After the conversion of Iberia (east Georgia) around 330, St Nino, the illuminatrix of Georgia, erected a large wooden cross on the mountaintop near Mtskheta, which drew a lot of worshippers. Chroniclers mention it as an important pilgrimage site and one of the most sacred places in the Caucasus. Between 545 and 586, a small church, the so-called Minor Church of the Holy Cross, was built next to the cross. The Major church that covered the wooden cross was constructed between 586 and 605. It is a tetraconch, i. e. a domed building with four apses arranged in the cardinal directions. Between the apses there are additional chambers in all four corners, which communicate with the central space by means of 3/4 circular niches. The transition from the central square bay to the octagonal drum and further to the circle of the dome is effected through three rows of squinches.


Church of the Holy Cross near Mtskheta. Far view from the south-west


South facade


Interior looking east

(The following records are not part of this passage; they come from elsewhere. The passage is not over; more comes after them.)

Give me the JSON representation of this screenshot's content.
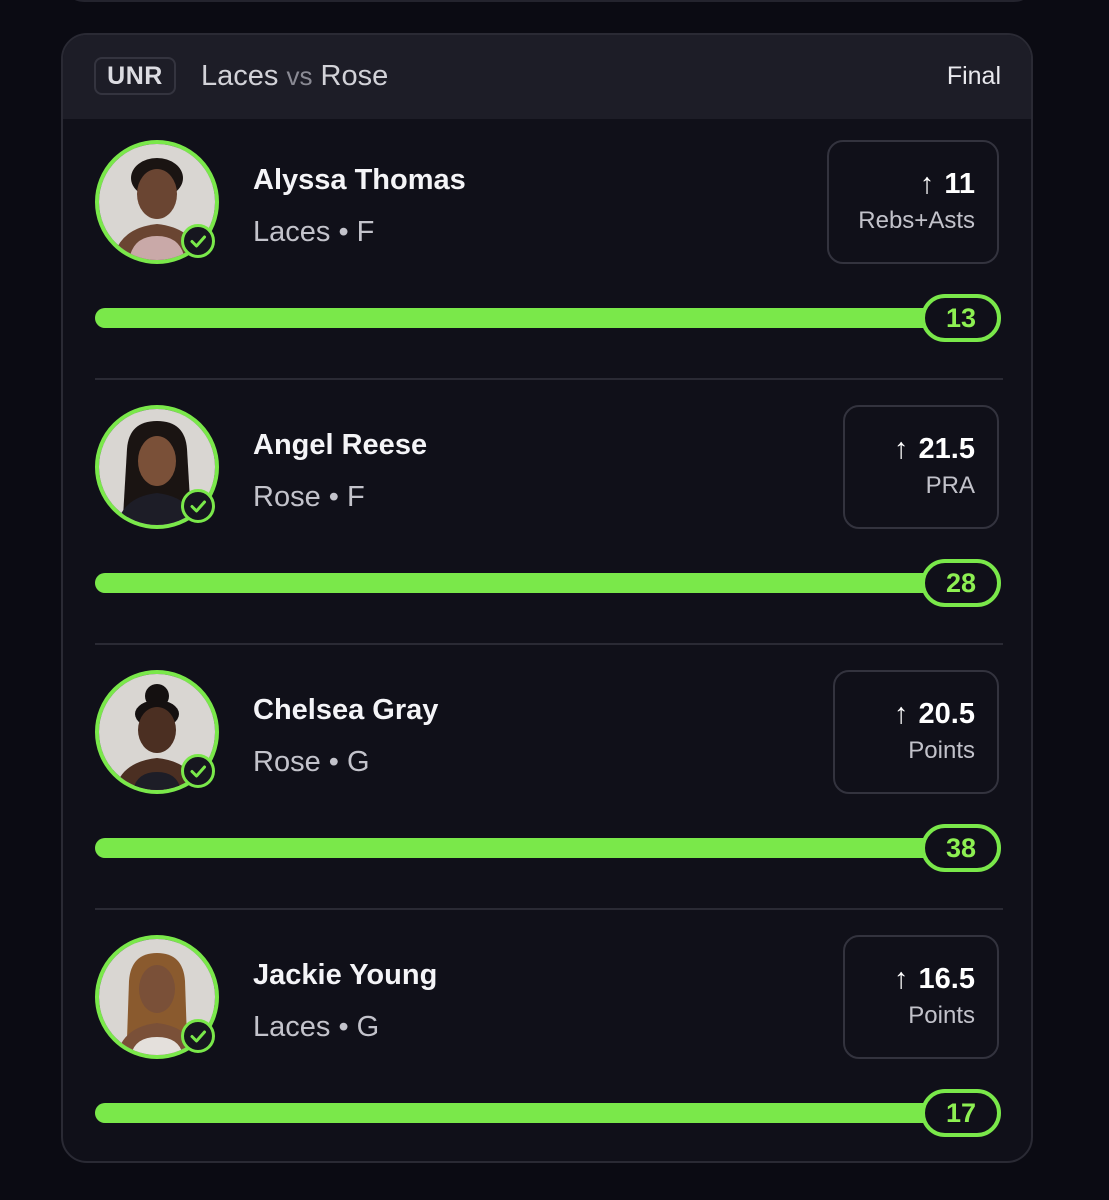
{
  "game": {
    "badge": "UNR",
    "team_a": "Laces",
    "vs": "vs",
    "team_b": "Rose",
    "status": "Final"
  },
  "picks": [
    {
      "name": "Alyssa Thomas",
      "team": "Laces",
      "position": "F",
      "direction": "↑",
      "line": "11",
      "stat": "Rebs+Asts",
      "result": "13",
      "progress": 1.0
    },
    {
      "name": "Angel Reese",
      "team": "Rose",
      "position": "F",
      "direction": "↑",
      "line": "21.5",
      "stat": "PRA",
      "result": "28",
      "progress": 1.0
    },
    {
      "name": "Chelsea Gray",
      "team": "Rose",
      "position": "G",
      "direction": "↑",
      "line": "20.5",
      "stat": "Points",
      "result": "38",
      "progress": 1.0
    },
    {
      "name": "Jackie Young",
      "team": "Laces",
      "position": "G",
      "direction": "↑",
      "line": "16.5",
      "stat": "Points",
      "result": "17",
      "progress": 1.0
    }
  ],
  "separator": "•",
  "colors": {
    "accent": "#7ae84a",
    "background": "#0b0b13",
    "card": "#101019",
    "header": "#1d1d27"
  },
  "icons": {
    "avatar_badge": "check-circle-icon",
    "direction": "arrow-up-icon"
  }
}
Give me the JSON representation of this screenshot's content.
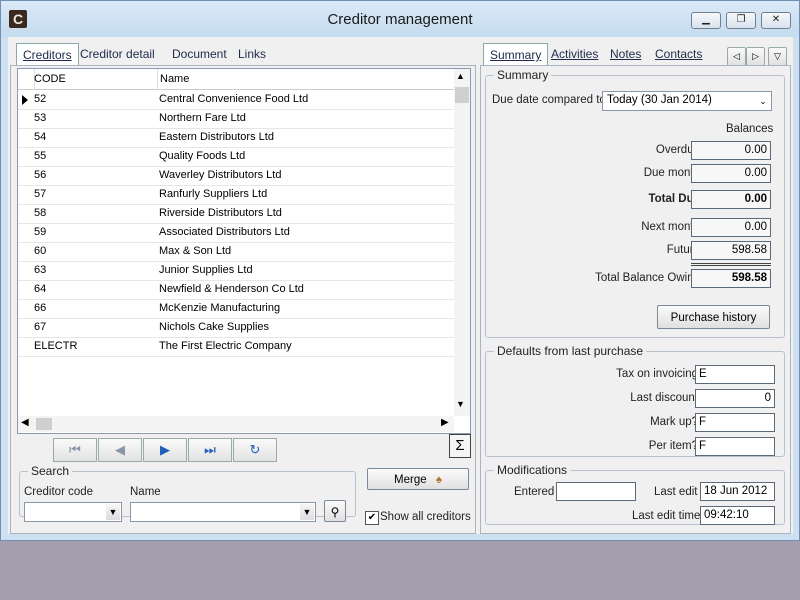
{
  "window": {
    "title": "Creditor management",
    "app_icon": "C",
    "icons": [
      "app-icon",
      "minimize-icon",
      "restore-icon",
      "close-icon"
    ]
  },
  "left_tabs": [
    "Creditors",
    "Creditor detail",
    "Document",
    "Links"
  ],
  "grid": {
    "columns": [
      "CODE",
      "Name"
    ],
    "rows": [
      {
        "code": "52",
        "name": "Central Convenience Food Ltd"
      },
      {
        "code": "53",
        "name": "Northern Fare Ltd"
      },
      {
        "code": "54",
        "name": "Eastern Distributors Ltd"
      },
      {
        "code": "55",
        "name": "Quality Foods Ltd"
      },
      {
        "code": "56",
        "name": "Waverley Distributors Ltd"
      },
      {
        "code": "57",
        "name": "Ranfurly Suppliers Ltd"
      },
      {
        "code": "58",
        "name": "Riverside Distributors Ltd"
      },
      {
        "code": "59",
        "name": "Associated Distributors Ltd"
      },
      {
        "code": "60",
        "name": "Max & Son Ltd"
      },
      {
        "code": "63",
        "name": "Junior Supplies Ltd"
      },
      {
        "code": "64",
        "name": "Newfield & Henderson Co Ltd"
      },
      {
        "code": "66",
        "name": "McKenzie Manufacturing"
      },
      {
        "code": "67",
        "name": "Nichols Cake Supplies"
      },
      {
        "code": "ELECTR",
        "name": "The First Electric Company"
      }
    ]
  },
  "nav": {
    "icons": [
      "first-record-icon",
      "previous-record-icon",
      "next-record-icon",
      "last-record-icon",
      "refresh-icon"
    ],
    "sigma": "Σ"
  },
  "search": {
    "legend": "Search",
    "code_label": "Creditor code",
    "name_label": "Name",
    "code_value": "",
    "name_value": ""
  },
  "merge_label": "Merge",
  "show_all": {
    "label": "Show all creditors",
    "checked": true
  },
  "right_tabs": [
    "Summary",
    "Activities",
    "Notes",
    "Contacts"
  ],
  "summary": {
    "legend": "Summary",
    "due_label": "Due date compared to",
    "due_value": "Today (30 Jan 2014)",
    "balances_label": "Balances",
    "overdue_label": "Overdue",
    "overdue": "0.00",
    "due_month_label": "Due month",
    "due_month": "0.00",
    "total_due_label": "Total Due",
    "total_due": "0.00",
    "next_month_label": "Next month",
    "next_month": "0.00",
    "future_label": "Future",
    "future": "598.58",
    "total_owing_label": "Total Balance Owing",
    "total_owing": "598.58",
    "purchase_history": "Purchase history"
  },
  "defaults": {
    "legend": "Defaults from last purchase",
    "tax_label": "Tax on invoicing",
    "tax": "E",
    "discount_label": "Last discount",
    "discount": "0",
    "markup_label": "Mark up?",
    "markup": "F",
    "peritem_label": "Per item?",
    "peritem": "F"
  },
  "modifications": {
    "legend": "Modifications",
    "entered_label": "Entered",
    "entered": "",
    "last_edit_label": "Last edit",
    "last_edit": "18 Jun 2012",
    "last_edit_time_label": "Last edit time",
    "last_edit_time": "09:42:10"
  }
}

The Church of the Holy Cross is the first Georgian church to be amply decorated with façade sculptures. In the centre of the eastern façade, there are three relief slabs representing the donors to the church, local rulers Stephanos I, his brother Demetre, and Stephanos’ heir Adarnase. The relief of the Ascension of the Cross with two flying angels is placed above the main entrance on the southern façade. On the same façade, higher up there are the images of Kobul-Stephanos, one more member of the ruling house, and an unknown person who is usually identified as the architect of the church.


Sculpture of Stephanos I kneeling before Jesus Christ


Southern door with the representation of the Ascension of the Cross


The Church of the Holy Cross is one of the most famous landmarks of Georgia distinguished for the harmony of structure and topography. It had a great influence on the further development of Georgian architecture being imitated in several churches built in various parts of the country (Ateni in Shida Kartli, Martvili in Egrisi, Dzveli Shuamta in Kakheti).


David Khoshtaria

Art Historian, PhD, Professor